When Bob Pickard ponders how to keep school restrooms clean, safe and working properly, he never underestimates the ingenuity — and mischievousness — of students.
“We've seen just about anything you can think of,” says Pickard, director of facilities and operations for Paradise Valley School District in Phoenix. “There is really a lot of nasty stuff that kids can do.”
The typical school restroom provides an enticing array of opportunities for the wayward student to raise a ruckus. Doors to kick, fixtures to hang on and swing from, walls to cover with graffiti, sinks to overflow, soap to squirt, towels and toilet paper to wad up and throw, drains to clog, floors to flood.
No one has yet solved the age-old puzzle of what makes restroom vandalism so appealing to students. For many school maintenance workers, trying to prevent damage is a fruitless effort.
“We just repair it after it's torn up,” says David Gannon, general supervisor of maintenance for Guilford County, N.C., Schools.
But even though they know the problem is not going to go away, school officials press on. Because they know a damaged restroom can become not only unsafe and unattractive, but also unhealthy, administrators continually are looking for equipment and supplies to combat student temptations.
Schools encourage their students to wash their hands. But getting students to turn on the faucet and clean their hands does not guarantee that they will turn off the faucet when they're done. Faucets with infrared controls can turn off water automatically, and spring-load faucets will shut off water flow after a few seconds.
Now the water is off, but the student's hands are wet. To handle that situation, some schools prefer hand dryers, while others have chosen paper towels. With automatic dryers, schools avoid the potential trouble that comes from students wasting paper towels or using them as projectiles. But those who prefer paper towels say automatic dryers aren't as flexible as paper.
Students also have been known to clog automatic dryers, which could cause them to overheat and start a fire. To discourage students from using more paper towels or toilet paper than is necessary, many schools have installed dispensers that are totally enclosed.
In reaction to students using soap to vandalize facilities, some schools no longer keep the dispensers filled. But health officials argue strenuously that the importance of having students wash their hands to prevent illness and disease far outweighs the problems that result from misuse of soap.
Leaving a Mark
The school restroom often is a place for students to express themselves in ways not available in the classroom. Graffiti may be considered artistic, but from a school administrator's perspective, it's vandalism.
Schools want to make it difficult to leave graffiti and easier for maintenance staff to remove it quickly. Schools usually opt for solid plastic partitions for bathroom stalls. They are resistant to rust and vandalism. Writing and carving can be removed, and the plastic can be heated and remolded to remove damage.
To prevent damage from occurring behind closed doors, some schools have placed sinks in hallways outside the bathroom where staff members can monitor behavior more easily. Other schools have removed the doors from restrooms. And in some cases, the individual bathroom stalls. However, students and parents may object about the lack of privacy.

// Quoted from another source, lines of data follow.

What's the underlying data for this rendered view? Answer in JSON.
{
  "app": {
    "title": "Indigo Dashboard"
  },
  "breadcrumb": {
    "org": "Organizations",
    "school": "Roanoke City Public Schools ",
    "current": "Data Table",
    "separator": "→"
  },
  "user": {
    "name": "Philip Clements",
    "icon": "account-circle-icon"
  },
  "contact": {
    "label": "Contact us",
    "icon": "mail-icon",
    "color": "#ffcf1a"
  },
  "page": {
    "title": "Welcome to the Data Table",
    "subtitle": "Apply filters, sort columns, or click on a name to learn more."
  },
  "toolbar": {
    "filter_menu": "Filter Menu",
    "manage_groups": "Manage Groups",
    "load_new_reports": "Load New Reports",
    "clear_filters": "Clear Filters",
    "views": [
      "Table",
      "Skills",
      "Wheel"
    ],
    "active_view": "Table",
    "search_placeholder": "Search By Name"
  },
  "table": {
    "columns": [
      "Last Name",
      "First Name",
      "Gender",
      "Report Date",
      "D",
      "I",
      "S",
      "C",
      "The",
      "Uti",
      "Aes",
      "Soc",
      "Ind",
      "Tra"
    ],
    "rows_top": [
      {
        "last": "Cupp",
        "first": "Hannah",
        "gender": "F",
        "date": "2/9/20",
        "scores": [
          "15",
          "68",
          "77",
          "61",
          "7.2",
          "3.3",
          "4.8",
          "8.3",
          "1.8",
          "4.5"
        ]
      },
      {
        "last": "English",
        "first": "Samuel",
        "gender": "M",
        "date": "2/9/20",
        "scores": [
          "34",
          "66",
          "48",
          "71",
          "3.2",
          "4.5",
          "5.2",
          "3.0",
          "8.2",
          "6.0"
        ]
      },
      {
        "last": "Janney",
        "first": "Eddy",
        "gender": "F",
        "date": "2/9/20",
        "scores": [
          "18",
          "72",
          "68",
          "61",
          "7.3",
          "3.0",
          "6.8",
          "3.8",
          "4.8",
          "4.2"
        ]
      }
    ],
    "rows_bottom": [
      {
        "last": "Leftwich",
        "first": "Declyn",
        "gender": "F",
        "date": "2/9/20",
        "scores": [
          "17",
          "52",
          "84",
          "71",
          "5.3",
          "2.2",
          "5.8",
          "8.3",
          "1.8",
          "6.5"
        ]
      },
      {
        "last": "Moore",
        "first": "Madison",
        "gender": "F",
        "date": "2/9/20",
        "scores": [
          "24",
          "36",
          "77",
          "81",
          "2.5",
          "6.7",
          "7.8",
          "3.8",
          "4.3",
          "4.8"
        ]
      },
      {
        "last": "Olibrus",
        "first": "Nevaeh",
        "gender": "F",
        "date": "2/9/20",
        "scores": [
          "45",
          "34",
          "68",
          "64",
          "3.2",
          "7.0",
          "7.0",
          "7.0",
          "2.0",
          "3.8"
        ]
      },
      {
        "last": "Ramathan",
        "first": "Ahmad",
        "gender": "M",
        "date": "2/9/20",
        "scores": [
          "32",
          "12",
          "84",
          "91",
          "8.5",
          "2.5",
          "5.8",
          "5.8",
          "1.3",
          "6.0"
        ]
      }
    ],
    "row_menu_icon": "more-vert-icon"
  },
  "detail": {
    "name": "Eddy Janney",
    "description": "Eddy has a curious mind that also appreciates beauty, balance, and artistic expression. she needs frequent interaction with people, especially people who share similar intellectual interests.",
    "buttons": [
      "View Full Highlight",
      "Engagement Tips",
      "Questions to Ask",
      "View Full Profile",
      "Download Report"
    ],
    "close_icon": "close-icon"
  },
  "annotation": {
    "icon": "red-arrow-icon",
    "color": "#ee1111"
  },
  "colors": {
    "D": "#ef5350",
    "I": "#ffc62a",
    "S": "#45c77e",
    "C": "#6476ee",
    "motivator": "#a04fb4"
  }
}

“Some of our schools had the restroom doors removed, but new administrators came in and decided the schools needed privacy,” says Gannon.